THE UK’s relations with its Continental neighbours may be in flux, but ties between Tenbury and the French town of Pont-du-Casse remain as close as ever.

A group of 36 Tenbury residents of all ages enjoyed the hospitality of families in the similarly-sized French town, which lies in southeast of the country near the city of Agen.

This year’s guest programme included a guided tour of Agen’s historic centre, a visit to a local castle, rides around the area in locals’ classic cars, and attendance at the town’s open-air “gourmet market” where local food and drink, coupled with music and dancing, kept the thousand-plus crowd entertained long into the balmy summer night.

The trip also gave a chance for twinning regulars the Tenbury Town Band to entertain their hosts at Pont-du-Casse’s swanky Petit Paradis club, where visitors also joined locals in some traditional dancing.

Many of the group also took the opportunity to prolong their stay and explore the wider area afterwards.

Tenbury has regularly sent and received groups as part of the twinning initiative, which began in the early 1980s.

The town twinning movement goes back many years.

It became increasingly popular after the Second World War when towns and cities all over the country started to twin with with countries in Europe.

The idea was to build relationships and encourage greater awareness and understanding between countries after the two wars in the first half of the 20th century.

A key feature of the twinning arrangement have been exchange visits between linked towns usually undertaken on a alternative year basis

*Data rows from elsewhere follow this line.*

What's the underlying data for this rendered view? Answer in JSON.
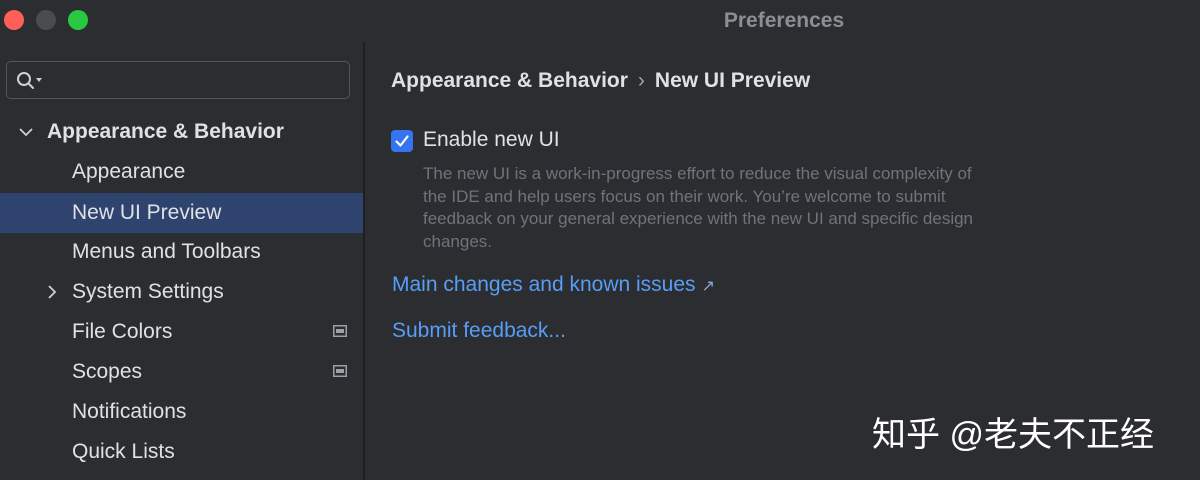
{
  "window": {
    "title": "Preferences"
  },
  "sidebar": {
    "search": {
      "value": "",
      "placeholder": ""
    },
    "items": [
      {
        "label": "Appearance & Behavior",
        "expanded": true,
        "level": 0
      },
      {
        "label": "Appearance",
        "level": 1
      },
      {
        "label": "New UI Preview",
        "level": 1,
        "selected": true
      },
      {
        "label": "Menus and Toolbars",
        "level": 1
      },
      {
        "label": "System Settings",
        "level": 1,
        "expandable": true
      },
      {
        "label": "File Colors",
        "level": 1,
        "project_level": true
      },
      {
        "label": "Scopes",
        "level": 1,
        "project_level": true
      },
      {
        "label": "Notifications",
        "level": 1
      },
      {
        "label": "Quick Lists",
        "level": 1
      }
    ]
  },
  "content": {
    "breadcrumb": {
      "parent": "Appearance & Behavior",
      "separator": "›",
      "current": "New UI Preview"
    },
    "checkbox": {
      "label": "Enable new UI",
      "checked": true
    },
    "description": "The new UI is a work-in-progress effort to reduce the visual complexity of the IDE and help users focus on their work. You’re welcome to submit feedback on your general experience with the new UI and specific design changes.",
    "links": {
      "changes": "Main changes and known issues",
      "changes_arrow": "↗",
      "feedback": "Submit feedback..."
    }
  },
  "watermark": "知乎 @老夫不正经",
  "colors": {
    "background": "#2b2d30",
    "selection": "#2e436e",
    "accent": "#3574f0",
    "link": "#589df6",
    "text": "#dfe1e5",
    "muted": "#6f737a"
  }
}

A group of “Cassepontins” is due to visit Tenbury in 2021, with the twinning association planning fundraising and social events in the meantime – see or Facebook for updates.